Andrew Caddick
Andrew Caddick
Photo © CricInfo
Yes, you're right, I'm talking about Andrew Caddick, that lanky Somerset paceman who's lately turned into a useful lower order batsman. He has always reminded me of a fresh and upright cadet in a military academy.

Well, I'm not fully aware of the norms at various military academies around the world, but I do know what it is like to be an army cadet in Pakistan - having myself been in one for some time - and do know that many of the traditions here were from the British army.

The first thing they - your trainers - try to inculcate is discipline capped by aggression - of personality, bearing and countenance. Chicken-hearted souls, extreme cases of introversion, are a definite no for these academies; they aren't picked for training in the first place.

Now reader, don't be impatient and don't wonder what a cadet has to do with Andy, apart from the coincidence of the first three letters of his name. I feel there's something else in common, too!

As for the first quality, I wonder if there is any bowler in the present England squad who's more organised, disciplined and upright than CADdick? And, if there is one, I'm simply not aware of his name. Gough, his opening partner, may be deadlier, more incisive maybe, but not more disciplined or as accurate.

And as for aggression, I'd ask, is there any doubt in your mind about CADdick's, aggression after watching him butchering McGrath, Shane Warne and Co. on the first day at Edgbaston? He came to the crease and started playing his shots with sheer hostility, not hitherto seen in England ranks during the whole of the innings.

The icing on the cake is perhaps the fact that he had saved his best for the Aussies - the one-day and Test champions of the world. After hammering 36 (44 balls) in the last league match of the NatWest Series at The Oval, he carried on in the same vein to slaughter the Aussie attack yet again, getting 49 not out off just 40 balls, of which seven went to the rope and one over it. Surely stuff to remember.

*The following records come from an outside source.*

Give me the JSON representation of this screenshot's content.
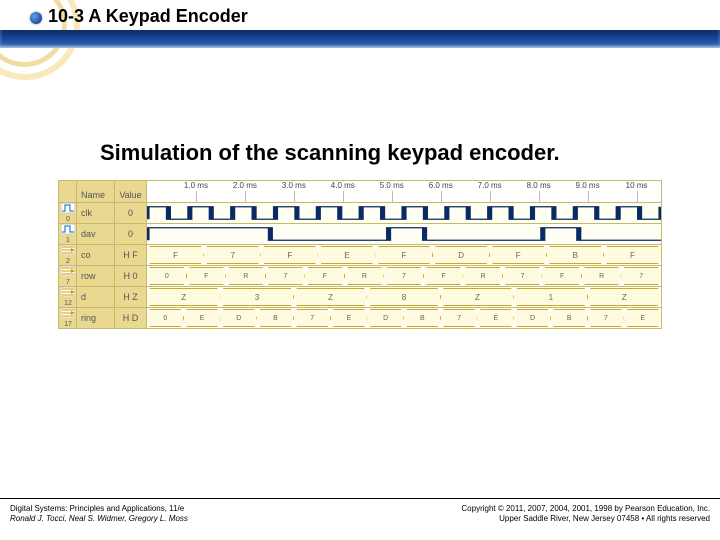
{
  "header": {
    "title": "10-3 A Keypad Encoder"
  },
  "subheading": "Simulation of the scanning keypad encoder.",
  "sim": {
    "columns": {
      "name_header": "Name",
      "value_header": "Value"
    },
    "time_ticks": [
      "1.0 ms",
      "2.0 ms",
      "3.0 ms",
      "4.0 ms",
      "5.0 ms",
      "6.0 ms",
      "7.0 ms",
      "8.0 ms",
      "9.0 ms",
      "10 ms"
    ],
    "rows": [
      {
        "icon": "wave",
        "port": "0",
        "name": "clk",
        "value": "0",
        "type": "clock"
      },
      {
        "icon": "wave",
        "port": "1",
        "name": "dav",
        "value": "0",
        "type": "digital",
        "edges": [
          0.0,
          0.24,
          0.47,
          0.54,
          0.77,
          0.84
        ]
      },
      {
        "icon": "bus",
        "port": "2",
        "name": "co",
        "value": "H F",
        "type": "bus",
        "segments": [
          "F",
          "7",
          "F",
          "E",
          "F",
          "D",
          "F",
          "B",
          "F"
        ]
      },
      {
        "icon": "bus",
        "port": "7",
        "name": "row",
        "value": "H 0",
        "type": "bus",
        "segments": [
          "0",
          "F",
          "R",
          "7",
          "F",
          "R",
          "7",
          "F",
          "R",
          "7",
          "F",
          "R",
          "7"
        ]
      },
      {
        "icon": "bus",
        "port": "12",
        "name": "d",
        "value": "H Z",
        "type": "bus",
        "segments": [
          "Z",
          "3",
          "Z",
          "8",
          "Z",
          "1",
          "Z"
        ]
      },
      {
        "icon": "bus",
        "port": "17",
        "name": "ring",
        "value": "H D",
        "type": "bus",
        "segments": [
          "0",
          "E",
          "D",
          "B",
          "7",
          "E",
          "D",
          "B",
          "7",
          "E",
          "D",
          "B",
          "7",
          "E"
        ]
      }
    ]
  },
  "footer": {
    "left_line1": "Digital Systems: Principles and Applications, 11/e",
    "left_line2": "Ronald J. Tocci, Neal S. Widmer, Gregory L. Moss",
    "right_line1": "Copyright © 2011, 2007, 2004, 2001, 1998 by Pearson Education, Inc.",
    "right_line2": "Upper Saddle River, New Jersey 07458 • All rights reserved"
  },
  "chart_data": {
    "type": "table",
    "title": "Simulation waveform of scanning keypad encoder",
    "time_axis_ms": [
      1.0,
      2.0,
      3.0,
      4.0,
      5.0,
      6.0,
      7.0,
      8.0,
      9.0,
      10.0
    ],
    "signals": {
      "clk": {
        "kind": "clock",
        "initial": 0
      },
      "dav": {
        "kind": "digital",
        "initial": 0,
        "high_intervals_frac": [
          [
            0.0,
            0.24
          ],
          [
            0.47,
            0.54
          ],
          [
            0.77,
            0.84
          ]
        ]
      },
      "co": {
        "kind": "bus_hex",
        "initial": "HF",
        "sequence": [
          "F",
          "7",
          "F",
          "E",
          "F",
          "D",
          "F",
          "B",
          "F"
        ]
      },
      "row": {
        "kind": "bus_hex",
        "initial": "H0",
        "sequence": [
          "0",
          "F",
          "R",
          "7",
          "F",
          "R",
          "7",
          "F",
          "R",
          "7",
          "F",
          "R",
          "7"
        ]
      },
      "d": {
        "kind": "bus_hex",
        "initial": "HZ",
        "sequence": [
          "Z",
          "3",
          "Z",
          "8",
          "Z",
          "1",
          "Z"
        ]
      },
      "ring": {
        "kind": "bus_hex",
        "initial": "HD",
        "sequence": [
          "0",
          "E",
          "D",
          "B",
          "7",
          "E",
          "D",
          "B",
          "7",
          "E",
          "D",
          "B",
          "7",
          "E"
        ]
      }
    }
  }
}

Now, I did tell you above, CADdick reminded me of a cadet even before he produced that blitz the other day against Australia.

Well, most must be aware that immediately after entering the doors of a military academy, the new recruit has to have a close shave of his head. That happened to me too. And the most conspicuous feature of my face, subsequent to that head shave, were my ears protruding like sails of a two-mast yacht, if nothing else!

Looking at this tall, well-built, upright and soldier-like paceman just harks back to my days of cadetship. He does stand and deliver with the best of them!